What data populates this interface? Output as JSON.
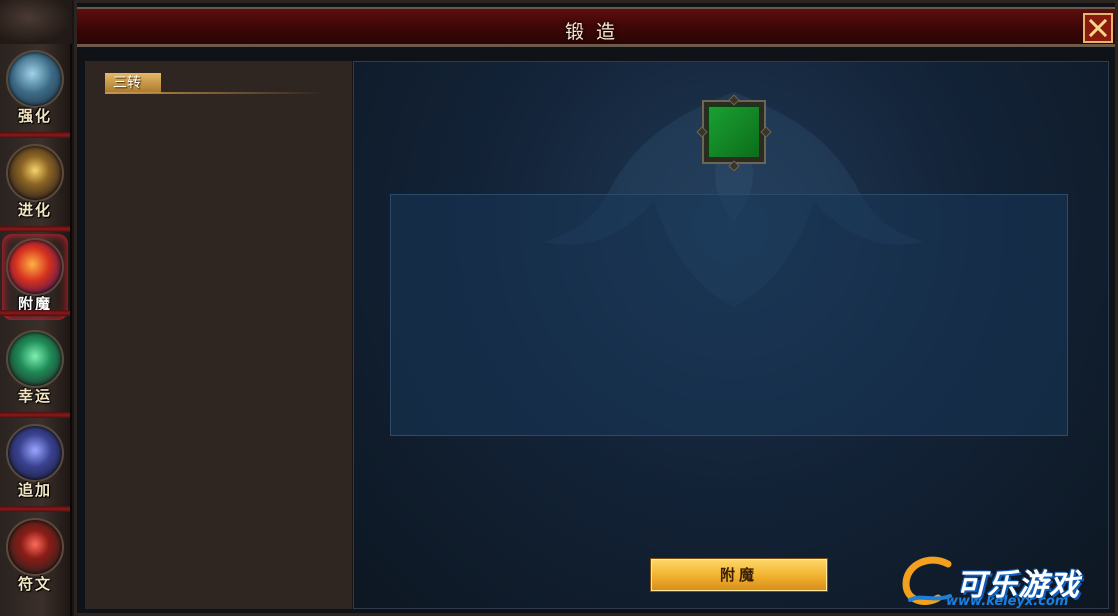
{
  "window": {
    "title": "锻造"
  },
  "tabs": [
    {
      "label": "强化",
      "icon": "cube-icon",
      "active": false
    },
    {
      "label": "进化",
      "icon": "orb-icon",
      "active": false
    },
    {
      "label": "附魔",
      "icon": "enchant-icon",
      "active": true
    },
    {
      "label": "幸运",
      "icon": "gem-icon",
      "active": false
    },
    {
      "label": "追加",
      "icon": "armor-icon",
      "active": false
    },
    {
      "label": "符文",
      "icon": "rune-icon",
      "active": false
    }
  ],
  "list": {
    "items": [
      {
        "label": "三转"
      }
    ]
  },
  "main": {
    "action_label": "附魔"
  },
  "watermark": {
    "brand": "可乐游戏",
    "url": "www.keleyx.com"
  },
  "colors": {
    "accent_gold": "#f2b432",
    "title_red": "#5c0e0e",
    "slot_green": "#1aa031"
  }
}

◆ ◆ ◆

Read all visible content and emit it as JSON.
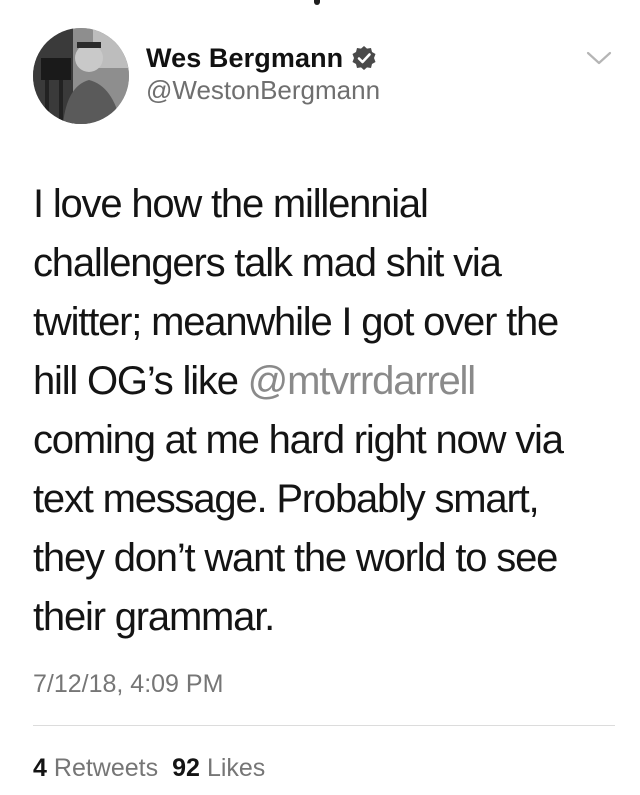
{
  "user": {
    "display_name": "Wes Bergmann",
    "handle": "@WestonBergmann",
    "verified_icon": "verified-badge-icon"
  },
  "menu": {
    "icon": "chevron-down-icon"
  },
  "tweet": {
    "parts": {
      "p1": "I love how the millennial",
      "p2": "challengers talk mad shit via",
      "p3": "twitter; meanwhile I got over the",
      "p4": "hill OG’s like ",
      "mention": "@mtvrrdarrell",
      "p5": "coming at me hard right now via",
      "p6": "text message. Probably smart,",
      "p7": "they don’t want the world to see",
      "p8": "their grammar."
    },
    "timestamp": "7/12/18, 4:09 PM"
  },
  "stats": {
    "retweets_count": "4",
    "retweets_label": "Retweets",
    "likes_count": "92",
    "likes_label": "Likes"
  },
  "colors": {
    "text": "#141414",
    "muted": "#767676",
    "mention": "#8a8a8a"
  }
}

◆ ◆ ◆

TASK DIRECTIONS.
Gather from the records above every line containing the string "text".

ANSWER SECTION.
      "p6": "text message. Probably smart,",
    "text": "#141414",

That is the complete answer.